Panoramic pipe inspection technology has taken the process of inspecting sanitary sewer, storm sewer and water pipes to new dimensions, providing a 360-degree look at inside pipe surfaces and detailed information a step further past the capabilities of conventional pan-and-rotate inspection cameras and equipment.
Interactive Pipe Inspection (IPI) has been providing panoramic pipe inspection and assessment services for two years to engineers, municipalities and utility owners in the water and wastewater industries. Collected digital data is processed through various software applications and delivered in digital report format, along with a printed executive report and job summary.
The ability to provide engineers and municipalities with measurable data is a major benefit of the panoramic technology, said Bryce James, IPI manager.
“IPI’s pipe inspection system uses dual-mounted, high resolution cameras with wide angle lenses that can inspect pipelines eight-inches in diameter and larger at the rate of 14 inches per second,” James said.
Panoramic manhole inspections
Now IPI has brought the panoramic inspection process to manhole inspections, said James.
Until recently, James said, most manhole inspections have been made visually from the surface or by man entry, a time-consuming and dangerous confined-space task.
“IPI’s 360-degree manhole inspections speed the process by eliminating the need to take notes during visual inspections for use in preparing reports,” he said. “Data is collected at a rapid pace with pictures taken every two inches as the cameras move upward through the manhole. Typically a manhole inspection is completed in five to 7 minutes, making it possible for a crew to inspect many manholes in a work day.”
For manholes 16 inches and greater in diameter, IPI uses the Ibak Panaramo SI 3D Optical Manhole Scanner employing high-resolution digital cameras with specially designed, distortion-free wide angle lenses.
“The cameras optically scan the entire interior of the manhole in a few seconds in one single vertical run,” James explained. “The image data is transmitted digitally to the inspection van and is at the operators disposal as a live picture for orientation purposes and available as a panoramic ‘film’ of the whole manhole.”
On-the-spot analysis is possible, but most often assessments are made in the office by specialists.
“Unlike a video tape from a conventional pan and rotate camera which only shows the section of view saved at the time of taping, the Ibak Panaramo SI viewer software provides an all-round inspection of the manhole, just as if the inspector were on site with a pan and rotate camera,” said James. “At a desk with a computer and mouse, the user can stop at any position in the manhole, do a 360 degree pan, zoom, perform an image capture and complete the analysis data.”

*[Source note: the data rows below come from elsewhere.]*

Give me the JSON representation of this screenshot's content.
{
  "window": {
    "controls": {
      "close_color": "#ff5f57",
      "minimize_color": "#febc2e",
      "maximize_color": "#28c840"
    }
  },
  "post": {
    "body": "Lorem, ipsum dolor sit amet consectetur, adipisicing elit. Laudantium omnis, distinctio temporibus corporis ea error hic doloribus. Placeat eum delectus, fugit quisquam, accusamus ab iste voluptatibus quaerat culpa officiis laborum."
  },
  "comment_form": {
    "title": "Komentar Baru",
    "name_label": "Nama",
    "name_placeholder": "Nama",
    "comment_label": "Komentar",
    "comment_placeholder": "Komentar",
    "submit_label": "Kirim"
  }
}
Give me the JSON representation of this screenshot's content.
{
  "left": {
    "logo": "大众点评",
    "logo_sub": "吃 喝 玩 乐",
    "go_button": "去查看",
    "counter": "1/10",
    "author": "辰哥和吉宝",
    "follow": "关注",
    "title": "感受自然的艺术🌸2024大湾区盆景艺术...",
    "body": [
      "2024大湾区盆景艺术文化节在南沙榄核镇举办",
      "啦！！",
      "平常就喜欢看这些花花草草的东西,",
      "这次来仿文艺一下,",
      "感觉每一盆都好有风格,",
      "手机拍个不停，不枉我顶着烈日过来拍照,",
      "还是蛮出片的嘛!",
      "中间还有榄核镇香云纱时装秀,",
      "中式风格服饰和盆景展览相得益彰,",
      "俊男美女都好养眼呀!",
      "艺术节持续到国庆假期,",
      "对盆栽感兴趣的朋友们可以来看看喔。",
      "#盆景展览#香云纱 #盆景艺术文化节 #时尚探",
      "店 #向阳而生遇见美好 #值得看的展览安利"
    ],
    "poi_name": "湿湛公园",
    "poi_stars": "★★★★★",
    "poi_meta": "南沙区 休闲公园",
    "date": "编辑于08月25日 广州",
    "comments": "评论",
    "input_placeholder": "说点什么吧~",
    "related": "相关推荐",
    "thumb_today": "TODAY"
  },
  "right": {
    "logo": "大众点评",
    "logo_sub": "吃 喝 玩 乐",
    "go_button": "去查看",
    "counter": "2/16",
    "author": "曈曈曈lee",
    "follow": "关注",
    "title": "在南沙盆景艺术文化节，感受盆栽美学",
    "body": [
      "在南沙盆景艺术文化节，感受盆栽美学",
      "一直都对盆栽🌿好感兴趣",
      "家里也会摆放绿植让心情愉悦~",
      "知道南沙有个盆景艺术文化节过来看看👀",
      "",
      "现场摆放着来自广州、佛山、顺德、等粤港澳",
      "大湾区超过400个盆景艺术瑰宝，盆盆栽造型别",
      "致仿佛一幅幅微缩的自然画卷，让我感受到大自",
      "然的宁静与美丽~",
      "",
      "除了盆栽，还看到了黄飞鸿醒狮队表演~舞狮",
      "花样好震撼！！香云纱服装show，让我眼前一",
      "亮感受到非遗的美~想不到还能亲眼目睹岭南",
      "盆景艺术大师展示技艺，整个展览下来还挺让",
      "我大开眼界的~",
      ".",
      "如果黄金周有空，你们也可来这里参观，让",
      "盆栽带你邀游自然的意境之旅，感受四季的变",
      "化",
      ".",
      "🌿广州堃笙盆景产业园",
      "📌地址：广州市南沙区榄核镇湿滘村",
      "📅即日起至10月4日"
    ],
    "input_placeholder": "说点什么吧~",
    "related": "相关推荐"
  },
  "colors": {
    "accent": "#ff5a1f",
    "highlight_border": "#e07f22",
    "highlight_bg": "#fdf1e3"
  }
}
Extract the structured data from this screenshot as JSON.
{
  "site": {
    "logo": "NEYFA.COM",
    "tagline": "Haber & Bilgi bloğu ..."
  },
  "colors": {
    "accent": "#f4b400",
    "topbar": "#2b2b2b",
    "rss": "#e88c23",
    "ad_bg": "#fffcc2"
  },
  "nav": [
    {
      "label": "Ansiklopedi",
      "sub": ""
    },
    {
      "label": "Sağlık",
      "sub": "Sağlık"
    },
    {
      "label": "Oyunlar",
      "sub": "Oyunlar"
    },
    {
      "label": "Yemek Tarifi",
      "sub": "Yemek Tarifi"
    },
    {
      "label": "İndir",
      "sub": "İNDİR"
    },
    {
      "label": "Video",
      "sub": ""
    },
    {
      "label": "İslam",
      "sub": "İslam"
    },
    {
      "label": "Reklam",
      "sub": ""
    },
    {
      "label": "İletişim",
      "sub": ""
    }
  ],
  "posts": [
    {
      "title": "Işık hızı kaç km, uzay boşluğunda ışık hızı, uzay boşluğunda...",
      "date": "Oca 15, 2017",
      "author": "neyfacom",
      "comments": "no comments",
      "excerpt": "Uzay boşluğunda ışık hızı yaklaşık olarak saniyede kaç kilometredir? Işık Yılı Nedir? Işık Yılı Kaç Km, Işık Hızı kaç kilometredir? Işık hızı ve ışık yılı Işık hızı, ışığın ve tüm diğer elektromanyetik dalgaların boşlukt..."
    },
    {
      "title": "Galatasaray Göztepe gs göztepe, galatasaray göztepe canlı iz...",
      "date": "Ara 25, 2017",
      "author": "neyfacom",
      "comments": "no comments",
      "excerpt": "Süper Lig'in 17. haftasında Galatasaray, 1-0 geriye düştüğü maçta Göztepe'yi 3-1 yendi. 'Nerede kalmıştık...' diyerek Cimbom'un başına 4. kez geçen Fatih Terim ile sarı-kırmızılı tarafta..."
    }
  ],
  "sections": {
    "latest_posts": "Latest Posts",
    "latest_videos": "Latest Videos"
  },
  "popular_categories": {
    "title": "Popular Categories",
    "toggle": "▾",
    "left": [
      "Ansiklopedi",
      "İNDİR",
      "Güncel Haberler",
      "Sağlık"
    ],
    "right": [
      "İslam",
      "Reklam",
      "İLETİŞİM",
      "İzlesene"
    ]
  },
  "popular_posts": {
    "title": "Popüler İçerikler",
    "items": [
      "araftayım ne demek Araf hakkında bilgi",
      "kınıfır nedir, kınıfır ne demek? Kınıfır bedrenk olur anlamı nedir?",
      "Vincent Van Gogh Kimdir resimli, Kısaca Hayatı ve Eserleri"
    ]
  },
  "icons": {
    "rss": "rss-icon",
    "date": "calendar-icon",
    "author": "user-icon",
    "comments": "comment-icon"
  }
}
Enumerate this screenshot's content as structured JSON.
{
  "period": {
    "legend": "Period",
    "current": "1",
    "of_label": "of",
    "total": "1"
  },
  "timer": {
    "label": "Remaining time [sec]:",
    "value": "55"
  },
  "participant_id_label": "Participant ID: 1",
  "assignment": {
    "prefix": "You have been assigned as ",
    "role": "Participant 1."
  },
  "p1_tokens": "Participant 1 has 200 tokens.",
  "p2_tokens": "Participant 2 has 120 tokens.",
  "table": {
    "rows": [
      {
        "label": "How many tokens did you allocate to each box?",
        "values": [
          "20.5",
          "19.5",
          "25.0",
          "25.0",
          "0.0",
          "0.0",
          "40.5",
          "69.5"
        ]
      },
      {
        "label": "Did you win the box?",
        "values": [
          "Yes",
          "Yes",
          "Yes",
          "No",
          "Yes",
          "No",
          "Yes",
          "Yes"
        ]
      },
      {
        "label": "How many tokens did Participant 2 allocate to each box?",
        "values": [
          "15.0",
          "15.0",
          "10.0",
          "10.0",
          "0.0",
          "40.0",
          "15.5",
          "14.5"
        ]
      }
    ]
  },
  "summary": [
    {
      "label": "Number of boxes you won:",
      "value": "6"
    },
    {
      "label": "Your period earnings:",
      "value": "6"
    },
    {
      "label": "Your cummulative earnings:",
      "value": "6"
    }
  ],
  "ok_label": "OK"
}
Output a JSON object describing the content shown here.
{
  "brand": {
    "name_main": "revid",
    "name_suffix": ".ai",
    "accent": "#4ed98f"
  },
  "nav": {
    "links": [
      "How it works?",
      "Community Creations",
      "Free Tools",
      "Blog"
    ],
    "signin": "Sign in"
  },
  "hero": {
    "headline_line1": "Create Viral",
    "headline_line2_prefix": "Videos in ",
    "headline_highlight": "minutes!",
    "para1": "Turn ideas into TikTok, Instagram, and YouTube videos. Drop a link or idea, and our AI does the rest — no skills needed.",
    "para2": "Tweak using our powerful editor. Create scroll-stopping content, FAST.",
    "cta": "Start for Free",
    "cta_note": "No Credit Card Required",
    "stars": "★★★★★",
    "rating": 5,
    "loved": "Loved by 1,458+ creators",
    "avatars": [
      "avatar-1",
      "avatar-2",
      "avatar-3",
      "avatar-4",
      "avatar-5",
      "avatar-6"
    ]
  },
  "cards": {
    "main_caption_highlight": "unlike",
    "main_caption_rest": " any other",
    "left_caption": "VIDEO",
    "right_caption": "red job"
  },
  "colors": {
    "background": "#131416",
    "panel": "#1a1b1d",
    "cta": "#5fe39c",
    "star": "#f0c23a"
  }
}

Simultaneously, an unfolded view of the inner surface of the manhole can be generated which gives a rapid overview of the condition of the structure and enables the user to measure the position and size of objects with the aid of a computer.
Panoramic pipe inspections
For inspections of pipes eight inches in diameter and larger, IPI uses the 3D Optiscanner with thes Ibak Panaramo Rapid View camera inspection system also employing dual-mounted, high-resolution cameras with wide angle lenses. Parallel mounted xenon flashlights are triggered when cameras are activated. Scanned pictures are put together to form 360 degree spherical images. The scanning process can be accomplished both in forward and in reverse directions. As with manhole inspections, image data is transmitted digitally to the inspection van and is available to the operator and saved as a panoramic picture of the entire pipeline and viewer software permits in-the-office inspection of the section of pipe with the same capabilities described for utilizing manhole data.
For long-range pipe inspections, IPI uses the Inuktun VT300 Versatrax crawler/camera system with multi-sensor capability. The system is capable of inspections to distances of 7,000 feet, reducing logistics and deployment time.
“This system,” said James, “has three on-board video cameras with high-intensity LED lighting, can be outfitted with multiple sensors and can be used on round or flat surface applications at a speeds of up to 30 feet per minute. In pipe 12 inches in diameter and larger, sensors in addition to CCTV can be added. Laser scans are used to produce ovality and radius reports for sliplining. A sonar sensor typically is used for fully submerged pipes and siphons. However, underwater laser is one of the newest sensors for providing measurable data in fully-submerged pipes. H2S gas monitoring sensors can be combined in the same inspection, deployed on the same platform, and can be combined in the same inspection deployed on the same platform, and can provide multiple reports from the same footage location not visible to the human eye.”
ITpipes software from Infrastructure Technologies (IT) provides comprehensive asset inspection management tools for water, wastewater and storm systems, including analysis and reporting, report visualization and distribution. IPipes GIS module allows planning and execution of projects using customer-supplied GIS maps.
Based in Turnwater, WA, Interactive Pipe Inspection was established in 2009 as a corporation specializing in advanced technology applications for the inspection of underground pipe systems to multi-national markets. IPI began as a division of Pipe Experts LLC, a leader in trenchless technology for more than 30 years, said James.
FOR MORE INFO:
Interactive Pipe Inspection, (800) 850-3053, http://ipi-pipe.com/